Religion in a Contract with God
In Will Eisner’s Graphic Novel, A Contract With God, the use of religion is used in many different ways to convey the character of Frimme Hersh. Eisner employs the use of a myriad of religious parallels that can be seen in his writing. The character of Frimme is one that is best conveyed through religious parallels in this section of this graphic novel.

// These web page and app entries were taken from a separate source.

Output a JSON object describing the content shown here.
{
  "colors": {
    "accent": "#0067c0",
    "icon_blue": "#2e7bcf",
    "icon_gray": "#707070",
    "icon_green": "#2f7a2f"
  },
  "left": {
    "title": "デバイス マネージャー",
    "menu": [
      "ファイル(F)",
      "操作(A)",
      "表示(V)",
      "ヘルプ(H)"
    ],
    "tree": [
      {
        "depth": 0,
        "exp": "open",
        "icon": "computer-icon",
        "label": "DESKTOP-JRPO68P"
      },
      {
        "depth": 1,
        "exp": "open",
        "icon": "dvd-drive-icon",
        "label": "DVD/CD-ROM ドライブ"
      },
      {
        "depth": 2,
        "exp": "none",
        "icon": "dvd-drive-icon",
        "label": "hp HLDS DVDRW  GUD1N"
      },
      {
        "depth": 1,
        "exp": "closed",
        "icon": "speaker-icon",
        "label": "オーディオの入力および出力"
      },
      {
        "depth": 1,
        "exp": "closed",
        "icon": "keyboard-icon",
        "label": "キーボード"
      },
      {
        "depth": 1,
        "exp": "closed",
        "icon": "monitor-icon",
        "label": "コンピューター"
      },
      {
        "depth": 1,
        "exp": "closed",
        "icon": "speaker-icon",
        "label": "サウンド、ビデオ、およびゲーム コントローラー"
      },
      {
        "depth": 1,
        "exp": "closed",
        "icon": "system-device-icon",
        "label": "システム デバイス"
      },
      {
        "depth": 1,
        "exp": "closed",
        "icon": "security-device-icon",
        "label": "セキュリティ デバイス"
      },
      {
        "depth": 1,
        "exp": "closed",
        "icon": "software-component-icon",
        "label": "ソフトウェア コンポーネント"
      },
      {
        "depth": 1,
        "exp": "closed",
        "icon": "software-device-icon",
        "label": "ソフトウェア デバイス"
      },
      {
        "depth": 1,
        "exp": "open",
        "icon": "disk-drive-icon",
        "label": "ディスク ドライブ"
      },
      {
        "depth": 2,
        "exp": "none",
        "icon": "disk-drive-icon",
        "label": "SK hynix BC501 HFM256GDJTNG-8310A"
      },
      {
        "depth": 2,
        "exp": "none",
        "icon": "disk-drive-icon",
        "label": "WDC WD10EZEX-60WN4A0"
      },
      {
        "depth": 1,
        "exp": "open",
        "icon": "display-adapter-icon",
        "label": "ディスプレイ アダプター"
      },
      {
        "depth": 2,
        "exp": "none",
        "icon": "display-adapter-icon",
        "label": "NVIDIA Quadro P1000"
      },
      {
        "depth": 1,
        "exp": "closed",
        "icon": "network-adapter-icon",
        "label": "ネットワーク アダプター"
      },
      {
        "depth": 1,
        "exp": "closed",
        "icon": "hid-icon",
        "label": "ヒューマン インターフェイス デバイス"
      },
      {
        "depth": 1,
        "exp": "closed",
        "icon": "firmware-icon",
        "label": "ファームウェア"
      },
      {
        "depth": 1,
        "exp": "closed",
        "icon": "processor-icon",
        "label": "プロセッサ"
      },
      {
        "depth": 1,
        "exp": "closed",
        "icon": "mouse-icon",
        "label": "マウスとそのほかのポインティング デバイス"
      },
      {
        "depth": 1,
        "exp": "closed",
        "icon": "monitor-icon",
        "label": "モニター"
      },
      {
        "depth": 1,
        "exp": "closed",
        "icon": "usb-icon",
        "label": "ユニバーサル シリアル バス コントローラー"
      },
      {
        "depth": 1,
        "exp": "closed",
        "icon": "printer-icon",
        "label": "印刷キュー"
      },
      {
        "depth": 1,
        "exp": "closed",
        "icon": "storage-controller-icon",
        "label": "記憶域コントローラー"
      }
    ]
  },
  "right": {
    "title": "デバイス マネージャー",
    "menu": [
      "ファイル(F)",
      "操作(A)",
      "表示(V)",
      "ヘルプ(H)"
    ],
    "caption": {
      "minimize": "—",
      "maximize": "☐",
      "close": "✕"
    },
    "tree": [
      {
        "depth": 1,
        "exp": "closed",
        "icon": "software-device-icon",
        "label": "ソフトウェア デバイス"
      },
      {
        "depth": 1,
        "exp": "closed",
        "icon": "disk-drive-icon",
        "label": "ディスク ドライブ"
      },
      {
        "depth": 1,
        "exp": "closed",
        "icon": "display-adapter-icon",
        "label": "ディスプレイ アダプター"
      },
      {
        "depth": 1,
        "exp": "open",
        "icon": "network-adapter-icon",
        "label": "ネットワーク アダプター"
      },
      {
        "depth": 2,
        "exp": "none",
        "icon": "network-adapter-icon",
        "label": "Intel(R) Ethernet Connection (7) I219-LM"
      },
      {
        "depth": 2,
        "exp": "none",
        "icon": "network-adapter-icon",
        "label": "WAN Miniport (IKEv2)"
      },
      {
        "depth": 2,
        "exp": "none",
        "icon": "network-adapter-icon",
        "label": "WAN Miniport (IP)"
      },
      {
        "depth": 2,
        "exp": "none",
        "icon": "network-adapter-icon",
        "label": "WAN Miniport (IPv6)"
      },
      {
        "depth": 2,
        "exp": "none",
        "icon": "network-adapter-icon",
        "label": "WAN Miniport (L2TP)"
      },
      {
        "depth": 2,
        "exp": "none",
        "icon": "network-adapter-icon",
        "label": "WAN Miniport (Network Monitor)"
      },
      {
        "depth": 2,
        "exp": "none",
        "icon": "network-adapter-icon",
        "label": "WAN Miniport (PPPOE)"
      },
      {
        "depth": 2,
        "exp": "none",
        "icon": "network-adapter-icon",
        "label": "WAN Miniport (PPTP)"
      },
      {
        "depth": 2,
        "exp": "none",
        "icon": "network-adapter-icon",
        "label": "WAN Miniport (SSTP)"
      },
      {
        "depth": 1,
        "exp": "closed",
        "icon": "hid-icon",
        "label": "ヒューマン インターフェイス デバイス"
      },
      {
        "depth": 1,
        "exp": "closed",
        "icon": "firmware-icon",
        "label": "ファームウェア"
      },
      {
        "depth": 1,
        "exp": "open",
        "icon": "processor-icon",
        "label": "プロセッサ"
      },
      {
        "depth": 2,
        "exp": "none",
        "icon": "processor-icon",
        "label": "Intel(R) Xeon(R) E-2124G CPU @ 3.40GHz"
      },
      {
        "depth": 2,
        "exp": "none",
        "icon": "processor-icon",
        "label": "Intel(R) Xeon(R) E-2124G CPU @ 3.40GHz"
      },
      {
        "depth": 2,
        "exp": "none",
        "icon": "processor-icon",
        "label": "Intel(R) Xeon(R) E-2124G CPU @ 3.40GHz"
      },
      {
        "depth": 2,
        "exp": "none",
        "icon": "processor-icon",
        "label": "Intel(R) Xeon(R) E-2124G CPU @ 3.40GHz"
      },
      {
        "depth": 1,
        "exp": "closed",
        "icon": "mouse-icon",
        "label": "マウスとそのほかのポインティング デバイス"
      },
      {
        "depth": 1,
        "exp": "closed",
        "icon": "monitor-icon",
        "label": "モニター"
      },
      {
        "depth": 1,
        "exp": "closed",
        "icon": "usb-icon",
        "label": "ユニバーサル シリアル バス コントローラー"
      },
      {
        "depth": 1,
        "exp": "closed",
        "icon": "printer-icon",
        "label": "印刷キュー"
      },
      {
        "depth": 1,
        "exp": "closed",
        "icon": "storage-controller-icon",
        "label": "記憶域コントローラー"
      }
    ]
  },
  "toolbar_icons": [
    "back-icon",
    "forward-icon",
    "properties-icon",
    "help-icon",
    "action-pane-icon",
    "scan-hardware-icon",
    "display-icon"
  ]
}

Eisner allows Frimme Hersh to seem very much like many Jewish religious leaders, and lends his character to many parallels that can be found in religious texts. The fact that Eisner has the ability to show Hersh as a condensed personification of many Jewish figures and stories, including Abraham, Moses, Noah, Sampson, and the men at the tower of Babel; shows not only the extent to what Frimme Hersh is to the culture that Eisner is building in this story, but the ability that Eisner has to adapt and fuse such a great number of people and ideas together in order to create a culture in just one man.
Eisner opens this first story with a direct analogy to the story of Noah. On page 5, Eisner mentions the story of Noah. Starting with this one analogy, Eisner relates his character to his entire religion. Frimme sheds his tears on page 5 because the world as he knew it was ending, just as Noah had to watch the world he knew becomes destroyed. Hersh personifies the story of Noah and the ark. For, Frimme Hersh has lost his daughter and, in essence, the life and world as he knew it. As Frimme Hersh breaks his covenant on page 28, one can also see that the rain start to pour down in reaction. Just as it does in the book of Genesis 6: 5-7, is caused by the breaking of a covenant by man.
Eisner then shows more of his religion almost immediately. As Frimme climbs to the top of his staircase, he argues with God over his contract. Moses does this same thing, in Exodus 32. In an argument with God atop Mount Sinai, Moses argues the validity of his contract with God.
One can also see...